It was not a good night – we all slept poorly. The daytime high temperature has been right around 90 degrees F and it has not been cooling off significantly overnight. We also had issues on the boat with the inverter sounding an alarm throughout the night. We were not connected to a power source overnight, so the air conditioner on the boat would not have been useful – even if it had been working. Since today was Monday and a workday at Canalous, we planned on contacting the Homps base to get a technician to meet us somewhere along the route to resolve the issues.
After breakfast at our mooring location, we departed Roubia for the little town of Paraza, located about 2.5 km eastward. According to our guidebook, Paraza is noted for the wine produced at the in-town chateau. The chateau of Paraza, in turn, is noted for being the location where Pierre Paul Riquet – the “father” of the Canal du Midi – lived during the construction of the canal. According to our guidebook, Mr. Riquet was a salt tax collector who not only managed to convince the French Finance Minister of the viability of building the canal, he also offered to finance a portion of the work. Evidently being a salt tax collector paid well.
Sadly, we learned that Mr. Riquet, after a series of challenges, died ruined and embittered just six months before the Canal du Midi was opened in 1681. So clearly, both the chateau of Paraza and the Canal du Midi have been around for well over 300 years. After docking the boat along the town’s moorage area, we sauntered up the gently sloping hill following the directional signs in search of the chateau.
We did not find the chateau, but instead came upon a very large stone building in excellent condition with a huge industrial-sized door and noticed wine making equipment inside the building.
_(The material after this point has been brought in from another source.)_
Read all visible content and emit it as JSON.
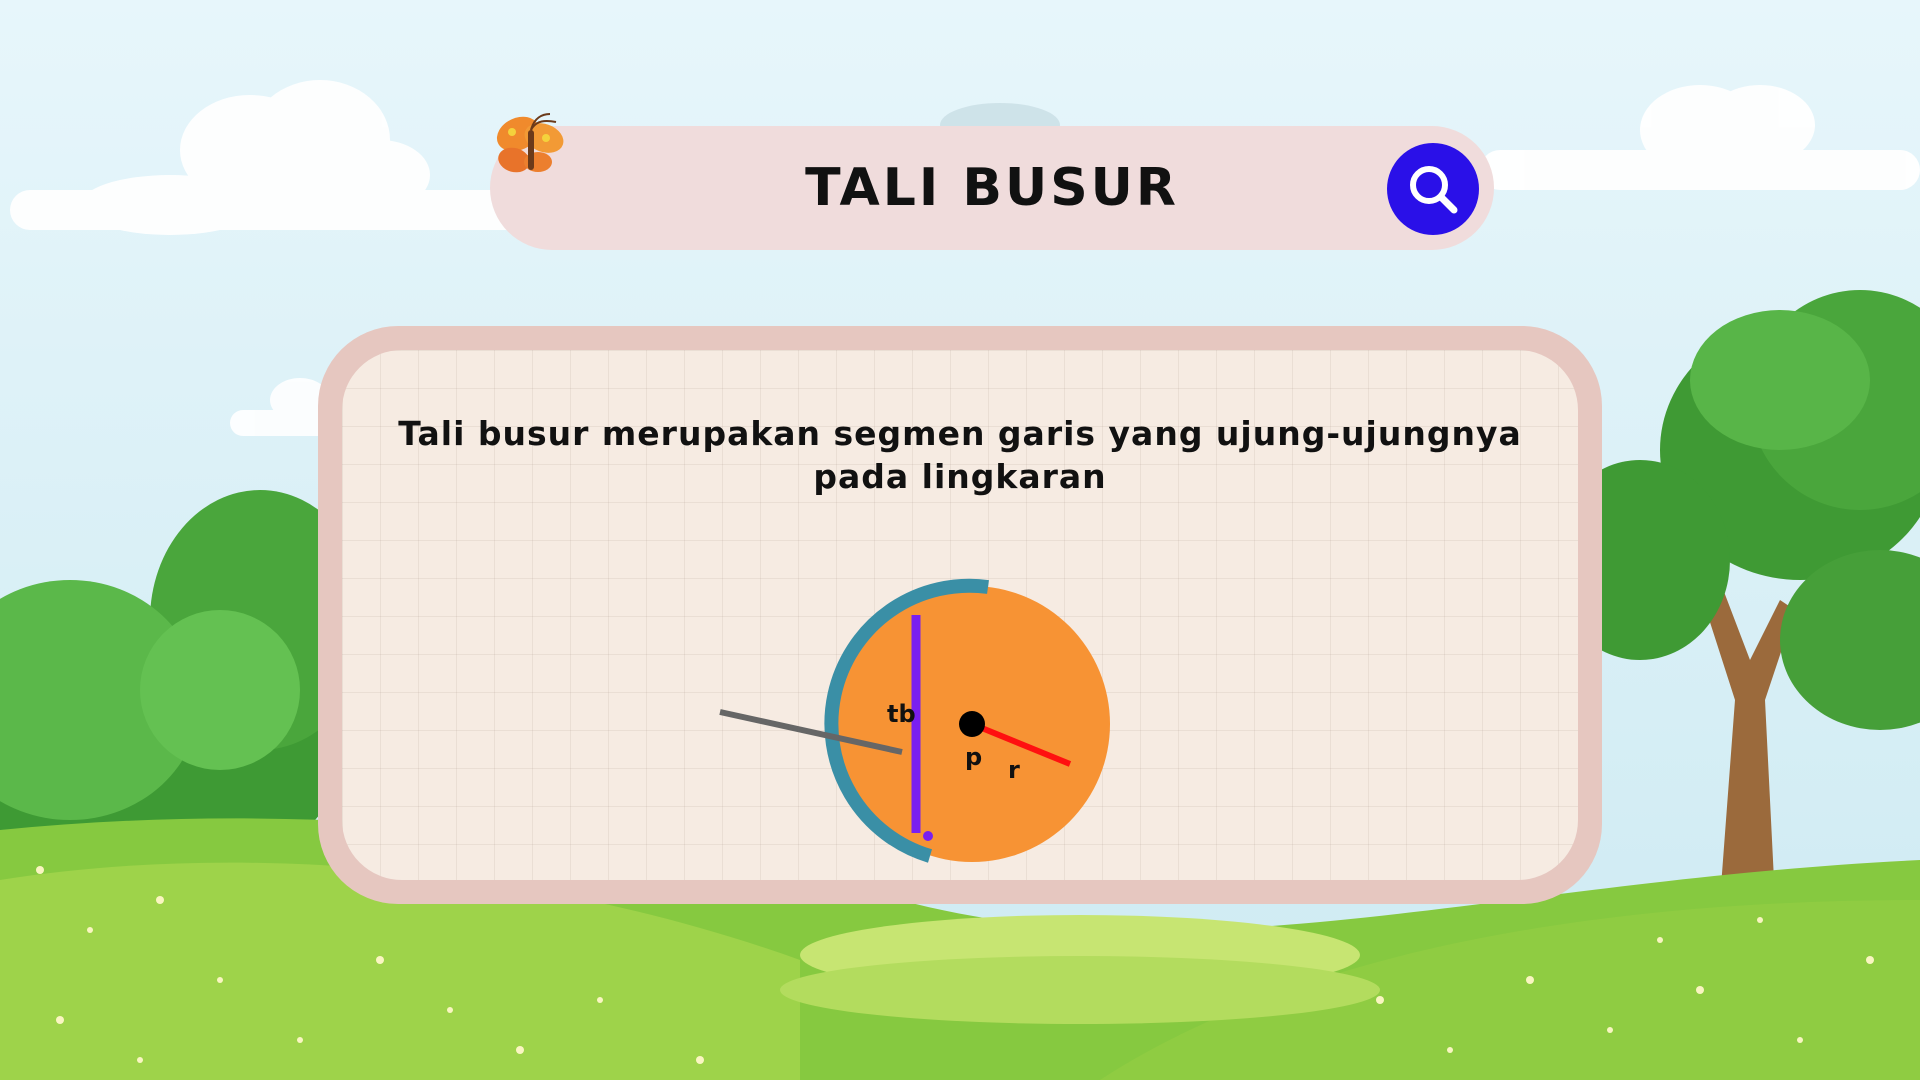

There was no one around indicating that we shouldn’t, so we walked through the factory area and came upon a rather large tasting area with a young lady at the serving counter. As is common, I started talking in French and she replied in English. Rather than being a native French speaker, though, we quickly learned that she was a Chinese student studying in France and had learned English before French. We learned that we had actually entered through the proper door and that the chateau was not open to the public.
After departing Paraza, I contacted Mark at the Canalous base in Homps to arrange for someone to look at our air conditioner. Even though we had traveled but 13 kilometers since leaving the Homps base, Mark informed me that we were now outside of his territory, but he would contact the base at Agde and have someone meet us at Port la Robine “within the hour”, as moorage and electricity were available there. To make a long story short, the technician was a no-show. We never heard back either from Mark nor anyone from Agde and follow-on calls to Mark’s cell phone were not answered. This was our one disappointing incident with the Canalous service, which otherwise was quite excellent for the entire duration of the trip.
We decided to stay the night at Port la Robine. Even though there is moorage, power and other amenities at Port la Robine, there were no nearby restaurants. As such, we decided to ride our bicycles along the unpaved towpath back to the town of Le Somail. We would have stopped at Le Somail on our way to Port la Robine as it looked like a rather cute town – had we not been expecting an appointment with the Canalous technician.
We had a very nice meal at Le Auberge then rode our bicycles back to the boat in the dark. The bicycles are not equipped with lights, but Jill turned on her iPhone flashlight and put it in her front bicycle basket. It did a pretty good job of lighting up the trail back to the boat and no one slid into the canal!
That night we introduced Roger and Dizela to the card game of hearts. Roger is not yet sold on the game, but we will continue working on him. After hearts, everyone else retired to bed, but I decided to do another pre-bedtime walk. I walked for about an hour along a country road that was pretty much pitch-black, except for the moonlight. No barking dogs, no people moving about, no house lights visible anywhere. So even in France, it is quite possible to “get away from it all”.